Exercise objective:
All of the data that follows is to be written out exactly, with images excluded.

[[ Data to examine open ]]

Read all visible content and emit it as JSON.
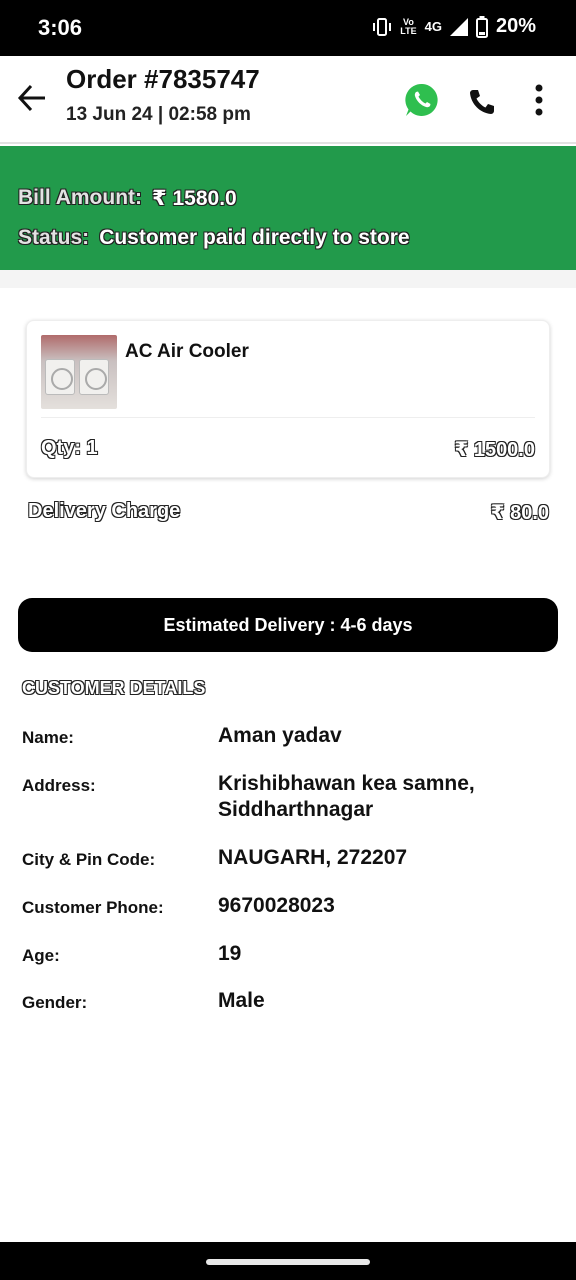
{
  "status_bar": {
    "time": "3:06",
    "volte_top": "Vo",
    "volte_bottom": "LTE",
    "network": "4G",
    "battery": "20%"
  },
  "header": {
    "title": "Order #7835747",
    "date": "13 Jun 24 | 02:58 pm",
    "icons": [
      "back-arrow-icon",
      "whatsapp-icon",
      "phone-icon",
      "more-vertical-icon"
    ]
  },
  "banner": {
    "bill_label": "Bill Amount:",
    "bill_value": "₹ 1580.0",
    "status_label": "Status:",
    "status_value": "Customer paid directly to store",
    "color": "#229a4b"
  },
  "product": {
    "name": "AC Air Cooler",
    "qty": "Qty: 1",
    "price": "₹ 1500.0"
  },
  "delivery_charge": {
    "label": "Delivery Charge",
    "value": "₹ 80.0"
  },
  "eta": "Estimated Delivery : 4-6 days",
  "customer": {
    "heading": "CUSTOMER DETAILS",
    "rows": [
      {
        "label": "Name:",
        "value": "Aman yadav"
      },
      {
        "label": "Address:",
        "value": "Krishibhawan kea samne, Siddharthnagar"
      },
      {
        "label": "City & Pin Code:",
        "value": "NAUGARH, 272207"
      },
      {
        "label": "Customer Phone:",
        "value": "9670028023"
      },
      {
        "label": "Age:",
        "value": "19"
      },
      {
        "label": "Gender:",
        "value": "Male"
      }
    ]
  }
}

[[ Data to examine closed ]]

Worked solution:
Read all visible content and emit it as JSON.
{
  "status_bar": {
    "time": "3:06",
    "volte_top": "Vo",
    "volte_bottom": "LTE",
    "network": "4G",
    "battery": "20%"
  },
  "header": {
    "title": "Order #7835747",
    "date": "13 Jun 24 | 02:58 pm",
    "icons": [
      "back-arrow-icon",
      "whatsapp-icon",
      "phone-icon",
      "more-vertical-icon"
    ]
  },
  "banner": {
    "bill_label": "Bill Amount:",
    "bill_value": "₹ 1580.0",
    "status_label": "Status:",
    "status_value": "Customer paid directly to store",
    "color": "#229a4b"
  },
  "product": {
    "name": "AC Air Cooler",
    "qty": "Qty: 1",
    "price": "₹ 1500.0"
  },
  "delivery_charge": {
    "label": "Delivery Charge",
    "value": "₹ 80.0"
  },
  "eta": "Estimated Delivery : 4-6 days",
  "customer": {
    "heading": "CUSTOMER DETAILS",
    "rows": [
      {
        "label": "Name:",
        "value": "Aman yadav"
      },
      {
        "label": "Address:",
        "value": "Krishibhawan kea samne, Siddharthnagar"
      },
      {
        "label": "City & Pin Code:",
        "value": "NAUGARH, 272207"
      },
      {
        "label": "Customer Phone:",
        "value": "9670028023"
      },
      {
        "label": "Age:",
        "value": "19"
      },
      {
        "label": "Gender:",
        "value": "Male"
      }
    ]
  }
}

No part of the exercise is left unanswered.